Who Do I Need to Subpoena for My Custody Action / by Cassandra Hearn

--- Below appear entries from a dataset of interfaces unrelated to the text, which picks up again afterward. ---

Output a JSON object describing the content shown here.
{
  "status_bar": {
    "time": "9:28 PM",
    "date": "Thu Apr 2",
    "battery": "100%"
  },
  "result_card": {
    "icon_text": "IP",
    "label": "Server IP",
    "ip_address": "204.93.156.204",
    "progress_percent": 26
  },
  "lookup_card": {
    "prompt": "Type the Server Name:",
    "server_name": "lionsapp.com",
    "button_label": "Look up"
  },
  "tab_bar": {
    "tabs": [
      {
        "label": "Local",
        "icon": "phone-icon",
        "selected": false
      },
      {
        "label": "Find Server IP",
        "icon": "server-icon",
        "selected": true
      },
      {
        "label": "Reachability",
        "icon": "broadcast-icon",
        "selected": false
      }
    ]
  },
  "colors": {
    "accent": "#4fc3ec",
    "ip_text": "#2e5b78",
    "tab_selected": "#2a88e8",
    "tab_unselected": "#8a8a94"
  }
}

Custody is often one of the most contentious issues in any divorce.  Every parent wants what is best for his or her children, and in a divorce, the parties will often disagree what that means.  If the parents cannot come to an agreement, the parties will have to go to a trial and present evidence to a judge in order to support the proposed parenting arrangement they each suggest.  This evidence will often include testimony from friends, family, teachers, or other service providers.  Subpoenas are orders from the court requiring a person to attend and provide testimony.  Deciding who to subpoena for your custody action is an important step in developing your trial strategy.

 

First it is important to understand who you do not need to subpoena.  You do not have to issue a subpoena for the other parent: he or she is already required to attend if he or she wants to make a case for his or her suggested custody arrangement.  In addition, you do not have to issue a subpoena for anyone who is voluntarily coming to testify on your behalf.  Even if they are coming voluntarily, they may need a subpoena to show their school or work, so you should confirm before not issuing one for them.  You also need to keep in mind that not every person is subject to the subpoena powers of the court.  Some people cannot be compelled to come to court because they are too far away, while others, such as your divorce mediator, cannot be forced to provide testimony because the information they have about your case is protected by law.

 

The people you need to subpoena are those who you are not totally sure will show up to court unless they are forced to do so.  These will be people who have specific knowledge about your child or the other parent that is directly relevant to the issue of custody.  These may be teachers, counselors, or medical providers.  You will want to avoid issuing subpoenas to every person who has every had the opportunity to observe your parenting skills or see your spouse make a poor parenting decision.  Discuss with your attorney the witnesses who have the best first-hand knowledge concerning the most important issues and limit your subpoenas to those individuals.  You may also need to consider issuing a subpoena duces tecum.  These subpoenas are what are used to obtain documents from people or businesses who are not a party to your divorce.  For example, if you need a copy of your spouse’s time cards from work, you may need to issue a subpoena duces tecum to the employer.

 

Making a decision about who to call as a witness at your divorce trial is highly specific to your case.  We have experience in helping our clients to craft the best strategy for their trial.